The fortune of Oedipus changes from good to bad because of the accidental murder of his own father and the incest between him and his mother. According to Aristotle, the change of fortune of a tragic hero from good to bad should not be because of vice, but because of some frailty or great error. Oedipus practiced an unnatural sexual connection with his biological mother, but their spousal relationship was not planned, but in actual sense, their sexual affair surfaced innocently without them knowing that they were indeed mother and son. Oedipus was a person compelled through high moral principles and his internal moral values eventually got in a series of circumstances and events. Given the series of events highlighted by Sophocles that eventually triggered the tragedy that befell Oedipus, Oedipus is a tragic hero.

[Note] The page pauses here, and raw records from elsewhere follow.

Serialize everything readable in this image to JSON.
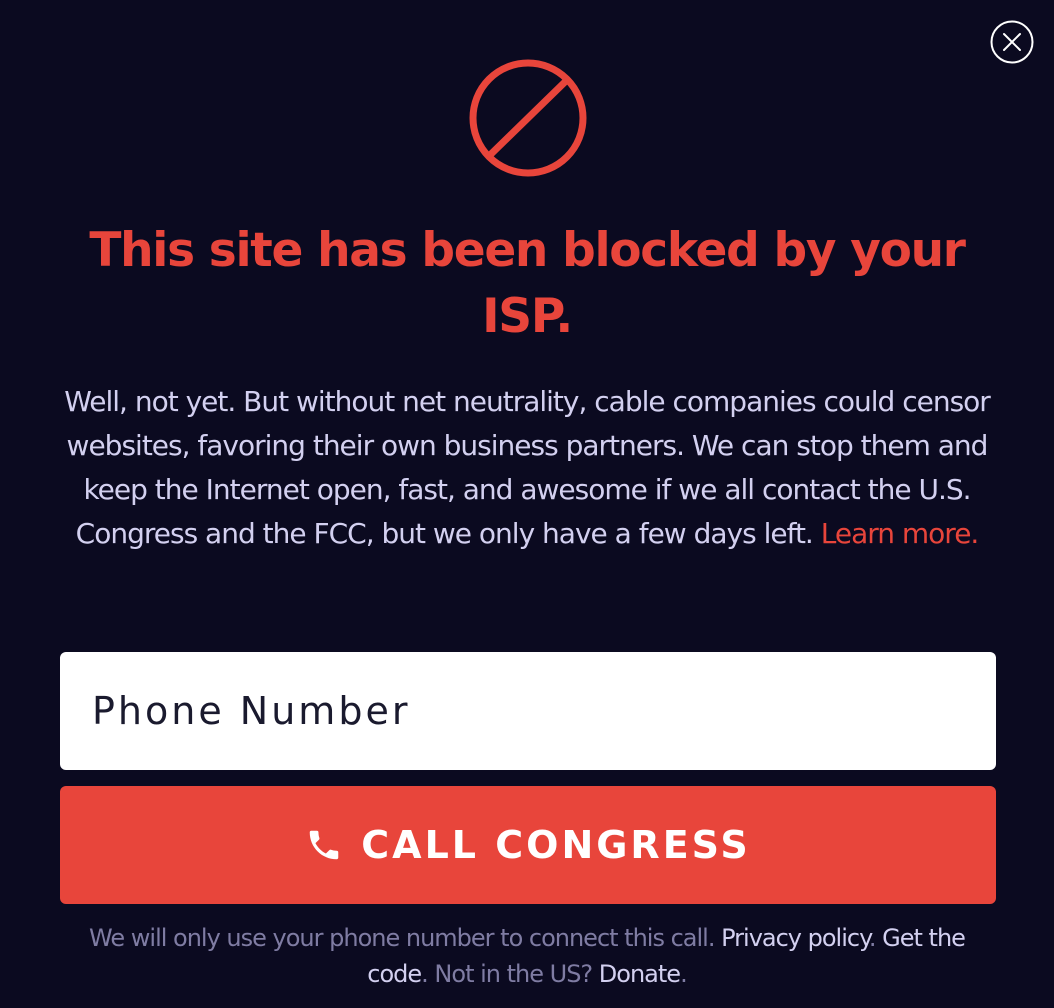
{
  "colors": {
    "background": "#0b0a20",
    "accent_red": "#e8453b",
    "body_text": "#d3d0f0",
    "muted_text": "#7f7ca3",
    "footer_link": "#d3d0f0"
  },
  "close_button": {
    "icon": "close-icon"
  },
  "block_icon": {
    "icon": "prohibited-icon"
  },
  "headline": "This site has been blocked by your ISP.",
  "body": {
    "text": "Well, not yet. But without net neutrality, cable companies could censor websites, favoring their own business partners. We can stop them and keep the Internet open, fast, and awesome if we all contact the U.S. Congress and the FCC, but we only have a few days left. ",
    "learn_more_label": "Learn more."
  },
  "phone_input": {
    "placeholder": "Phone Number",
    "value": ""
  },
  "call_button": {
    "icon": "phone-icon",
    "label": "CALL CONGRESS"
  },
  "footer": {
    "notice": "We will only use your phone number to connect this call. ",
    "privacy_label": "Privacy policy",
    "sep1": ". ",
    "get_code_label": "Get the code",
    "sep2": ". Not in the US? ",
    "donate_label": "Donate",
    "end": "."
  }
}
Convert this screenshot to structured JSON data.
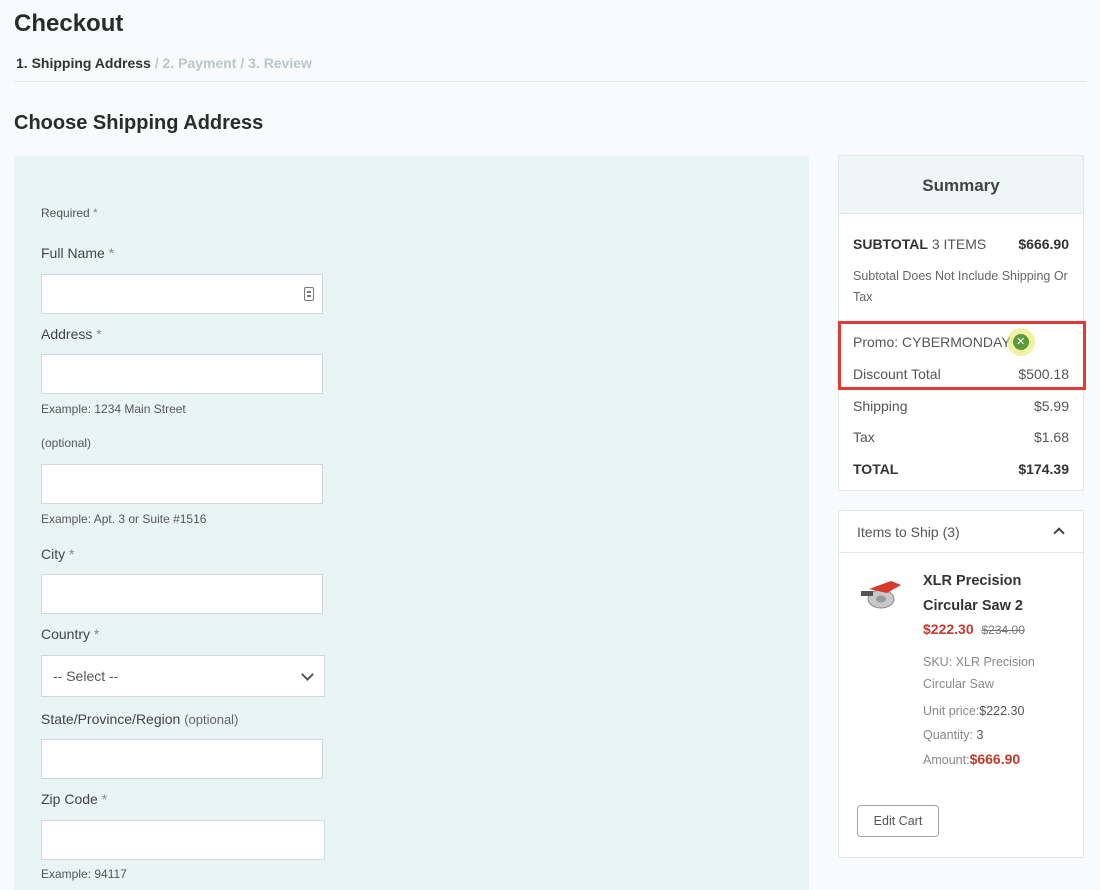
{
  "page": {
    "title": "Checkout",
    "steps": [
      {
        "label": "1. Shipping Address"
      },
      {
        "label": "2. Payment"
      },
      {
        "label": "3. Review"
      }
    ],
    "separator": "/",
    "section_title": "Choose Shipping Address"
  },
  "form": {
    "required_note": "Required",
    "required_mark": "*",
    "full_name": {
      "label": "Full Name",
      "value": ""
    },
    "address": {
      "label": "Address",
      "value": "",
      "hint": "Example: 1234 Main Street"
    },
    "address2": {
      "label": "(optional)",
      "value": "",
      "hint": "Example: Apt. 3 or Suite #1516"
    },
    "city": {
      "label": "City",
      "value": ""
    },
    "country": {
      "label": "Country",
      "selected": "-- Select --"
    },
    "state": {
      "label": "State/Province/Region",
      "optional": "(optional)",
      "value": ""
    },
    "zip": {
      "label": "Zip Code",
      "value": "",
      "hint": "Example: 94117"
    }
  },
  "summary": {
    "title": "Summary",
    "subtotal_label": "SUBTOTAL",
    "subtotal_items": "3 ITEMS",
    "subtotal_value": "$666.90",
    "subtotal_note": "Subtotal Does Not Include Shipping Or Tax",
    "promo_label": "Promo: CYBERMONDAY",
    "discount_label": "Discount Total",
    "discount_value": "$500.18",
    "shipping_label": "Shipping",
    "shipping_value": "$5.99",
    "tax_label": "Tax",
    "tax_value": "$1.68",
    "total_label": "TOTAL",
    "total_value": "$174.39"
  },
  "items": {
    "header": "Items to Ship (3)",
    "product": {
      "name": "XLR Precision Circular Saw 2",
      "price": "$222.30",
      "original_price": "$234.00",
      "sku_label": "SKU:",
      "sku": "XLR Precision Circular Saw",
      "unit_price_label": "Unit price:",
      "unit_price": "$222.30",
      "quantity_label": "Quantity:",
      "quantity": "3",
      "amount_label": "Amount:",
      "amount": "$666.90"
    },
    "edit_cart": "Edit Cart"
  },
  "colors": {
    "highlight_border": "#e53935",
    "sale_price": "#c0392b",
    "panel_bg": "#e9f5f5"
  }
}
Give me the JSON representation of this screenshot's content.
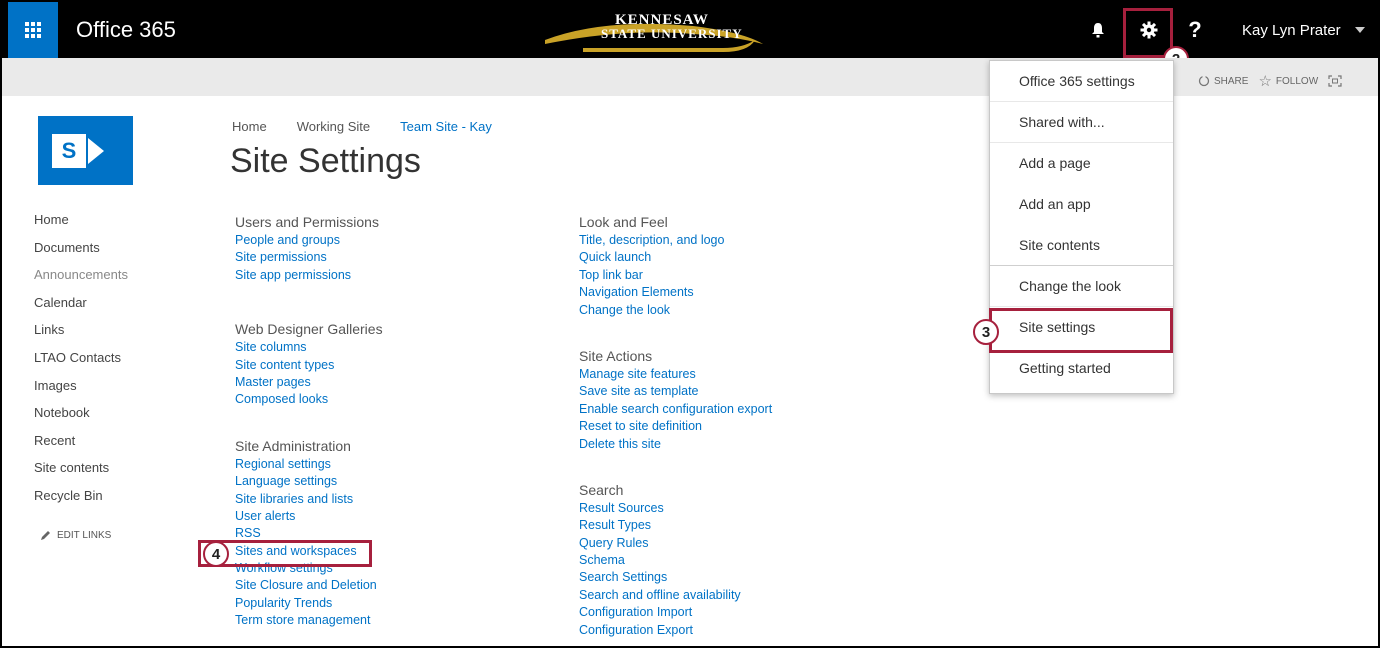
{
  "suitebar": {
    "brand": "Office 365",
    "logo_line1": "KENNESAW",
    "logo_line2": "STATE UNIVERSITY",
    "user_name": "Kay Lyn Prater"
  },
  "subbar": {
    "share": "SHARE",
    "follow": "FOLLOW"
  },
  "breadcrumb": [
    "Home",
    "Working Site",
    "Team Site - Kay"
  ],
  "page_title": "Site Settings",
  "leftnav": {
    "items": [
      "Home",
      "Documents",
      "Announcements",
      "Calendar",
      "Links",
      "LTAO Contacts",
      "Images",
      "Notebook",
      "Recent",
      "Site contents",
      "Recycle Bin"
    ],
    "edit_links": "EDIT LINKS"
  },
  "col1": {
    "users": {
      "heading": "Users and Permissions",
      "links": [
        "People and groups",
        "Site permissions",
        "Site app permissions"
      ]
    },
    "galleries": {
      "heading": "Web Designer Galleries",
      "links": [
        "Site columns",
        "Site content types",
        "Master pages",
        "Composed looks"
      ]
    },
    "admin": {
      "heading": "Site Administration",
      "links": [
        "Regional settings",
        "Language settings",
        "Site libraries and lists",
        "User alerts",
        "RSS",
        "Sites and workspaces",
        "Workflow settings",
        "Site Closure and Deletion",
        "Popularity Trends",
        "Term store management"
      ]
    }
  },
  "col2": {
    "look": {
      "heading": "Look and Feel",
      "links": [
        "Title, description, and logo",
        "Quick launch",
        "Top link bar",
        "Navigation Elements",
        "Change the look"
      ]
    },
    "actions": {
      "heading": "Site Actions",
      "links": [
        "Manage site features",
        "Save site as template",
        "Enable search configuration export",
        "Reset to site definition",
        "Delete this site"
      ]
    },
    "search": {
      "heading": "Search",
      "links": [
        "Result Sources",
        "Result Types",
        "Query Rules",
        "Schema",
        "Search Settings",
        "Search and offline availability",
        "Configuration Import",
        "Configuration Export"
      ]
    }
  },
  "menu": {
    "items": [
      "Office 365 settings",
      "Shared with...",
      "Add a page",
      "Add an app",
      "Site contents",
      "Change the look",
      "Site settings",
      "Getting started"
    ]
  },
  "callouts": [
    "2",
    "3",
    "4"
  ],
  "colors": {
    "accent": "#0072c6",
    "highlight": "#a6203d",
    "suitebar": "#000000"
  }
}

Oedipus exemplifies Aristotle's definition of a tragic hero; a man who is not pre-eminently just and virtuous as he considers himself to be and he appear to be. Oedipus misfortune is not brought about by depravity and vice but…